gore 1

tr.v. gored, gor·ing, gores
To pierce or stab with a horn or tusk.

[Middle English goren, probably from gore, spear, from Old English gār.]

gore 2

1. A triangular or tapering piece of cloth forming a part of something, as in a skirt or sail.
2. A small triangular piece of land.
tr.v. gored, gor·ing, gores
1. To provide with a gore.
2. To cut into a gore.

[Middle English, from Old English gāra, triangular piece of land.]

gore 3

Blood, especially coagulated blood from a wound.

[Middle English, filth, from Old English gor.]


also Goe·ring  (gĕr′ĭng, gûr′-, gœ′rĭng), Hermann Wilhelm 1893-1946.
German Nazi politician and military leader who was responsible for the buildup of German air forces, directed the German wartime economy, and was named Hitler's successor (1939). Severely criticized for Germany's military decline, he lost favor with Hitler and was stripped of his command (1943). After he was convicted and sentenced to death at the Nuremberg trials (1946), he committed suicide.


(German ˈɡøːrɪŋ) or


(Biography) Hermann Wilhelm (ˈhɛrman ˈvɪlhɛlm). 1893–1946, German Nazi leader and field marshal. He commanded Hitler's storm troops (1923) and as Prussian prime minister and German commissioner for aviation (1933–45) he founded the Gestapo and mobilized Germany for war. Sentenced to death at Nuremberg, he committed suicide


or Goe•ring

(ˈgɛər ɪŋ, ˈgɜr-)

Hermann Wilhelm, 1893–1946, German field marshal and Nazi party leader.

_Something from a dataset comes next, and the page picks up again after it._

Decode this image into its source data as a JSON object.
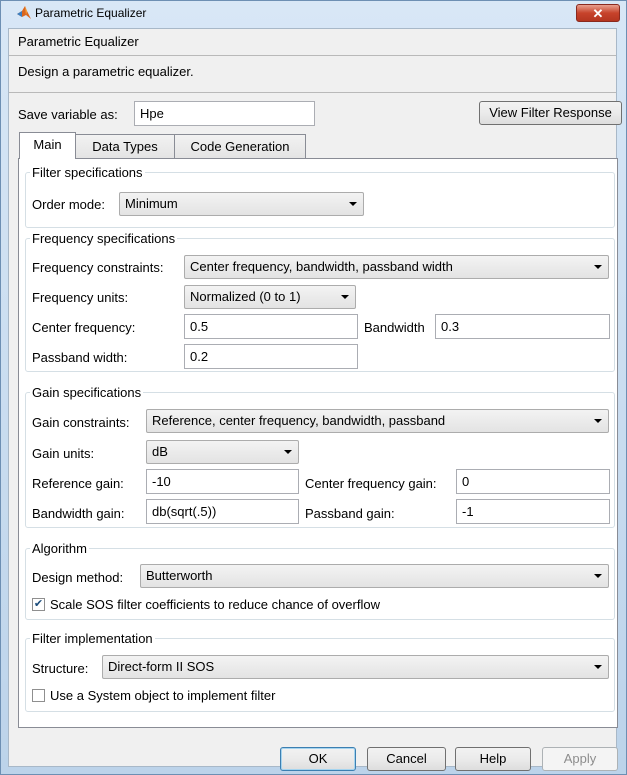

 of butchers: a company of butchers—Bk. of St. Albans, 1486.
ThesaurusAntonymsRelated WordsSynonymsLegend:
Noun1.Goring - German politician in Nazi Germany who founded the Gestapo and mobilized Germany for war (1893-1946)Goring - German politician in Nazi Germany who founded the Gestapo and mobilized Germany for war (1893-1946)
References in classic literature ?
She had made one last appeal to friends, but, against the chill wall of their respectability, the voice of the erring outcast fell unheeded; and then she had gone to see her child - had held it in her arms and kissed it, in a weary, dull sort of way, and without betraying any particular emotion of any kind, and had left it, after putting into its hand a penny box of chocolate she had bought it, and afterwards, with her last few shillings, had taken a ticket and come down to Goring.
The lance of the picador is to keep the bull from goring the horse.